The Football Association has indicated they are prepared to wait until late in the season before making an approach for their preferred candidate to fill the role of England manager ahead of Euro 2012, in what has been described as an attempt to not disrupt any domestic manager currently in charge of a club.
But, as far as I can see, the natural successor to Fabio Capello to lead the Three Lions to glory this summer, is a coach that finds himself out of work at present - Andre Villas-Boas.
After the Portuguese tactician was acrimoniously dismissed by Chelsea owner Roman Abramovich a little over a week ago, it would be fair to say that the 34-year-old's reputation as one of the brightest young coaches in Europe has been slightly tarnished following his ill-fated spell at Stamford Bridge.
However, with the benefit of hindsight, Villas-Boas should be afforded some sympathy, and can walk away from west London with his head held high, knowing he gave it his best shot. The consensus is simple - he never had a chance at Chelsea!
Villas-Boas had no support structure around him during his time at the club. There was no strong chief executive, no director of football championing his cause in the face of adversity, and even more crucially, he was not able to make the necessary changes to the Blues squad last summer to ever really stamp his own identity on the team.
Abramovich had invested much in Villas-Boas — not least the £13million to release him from his contract at Porto — and knew it would hurt to lose another manager, but not as much as the failure to qualify for the Champions League.
His appointment had been an instinctive one by the Russian owner, who was remembered fondly as Jose Mourinho's highly-rated scout, now successfully cutting his teeth as a first-team coach.
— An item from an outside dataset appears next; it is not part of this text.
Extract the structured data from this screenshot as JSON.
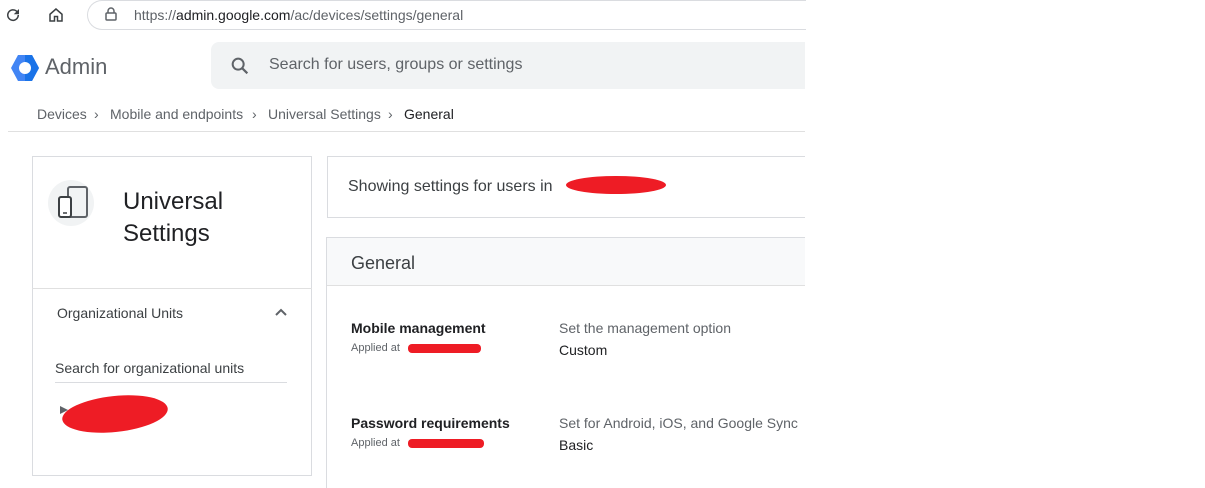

It was Abramovich who had sat Villas-Boas down and explained the 'project' - which incorporated the removal of the Chelsea old guard, and the creation of a young, hungry team playing attractive, attacking football.
Villas-Boas knew he was running out of time. After a number of questionable results amid rumours of a player revolt, which allegedly stemmed from the coach's poor man-management skills, it was a sacking that was waiting to happen. However, his tactical nous, thorough approach and keen eye for detail is something that cannot be argued with, and are skills that make him well-suited to an international position.
Harry Redknapp remains the overwhelming favourite to fill the vacant England manager's job, but the Tottenham boss says he is unsure whether he wants to make the difficult transition from a club manager to the international arena.
The 65-year-old believes the short amount of time an international manager has access to players makes the job difficult - something that could be a blessing for Villas-Boas.
Redknapp has blown hot and cold, admitting it is the ultimate position for any English manager, but also conceding it would be hard to leave White Hart Lane after three and a half years of Spurs success.
"I'm not sure," Redknapp said in a recent interview with L'Equipe. "I have a very good job at Tottenham today and I like it. But I do not know. We will wait and see."
The challenges facing an international manager are totally different to those at club level and could also pose a problem: "When you have a club, you are looking for a striker and you take them," Redknapp added. "When you're coach, you must do with the players you have in your country.
"If you do not have a good scorer, you have none. And you almost never see the players. Two days all two months: it is very difficult."
Villas-Boas, meanwhile, would have nothing to lose, and while some may point to a risk for England, the country could benefit from the incentive for a hurting coach to restore his personal pride on a platform that proves he has what it takes to succeed in a top job.
In the same interview, Redknapp provided some support for the former Blues boss - whom he thinks faced an impossible task when he arrived in west London, due to the influence of player power at Stamford Bridge.
"He received a group of ageing players who are very close to the owner and they therefore have a lot of power. I have had some difficult groups to manage but I have never had this problem,” he concluded.
"There can be solidarity between the players. If you leave two players on the bench they become unhappy and it becomes complicated. Perhaps Villas-Boas tried to change things too quickly, but he will learn from this experience."
His Chelsea tenure will in future be nothing but a small blot on an impressive CV, and having already been linked with jobs at Inter Milan and Roma, it's clear that Villas-Boas' credentials have not been massively undermined.
The FA could do worse than consider appointing him to oversee a period of change in the international fold, that is not too dissimilar to the 'project' he was initially recruited for at Chelsea.
The contingent of Blues players currently in the England squad, are, like at club level, entering the twilight of their international careers, and so should not be seen as a reason to opt against Villas-Boas.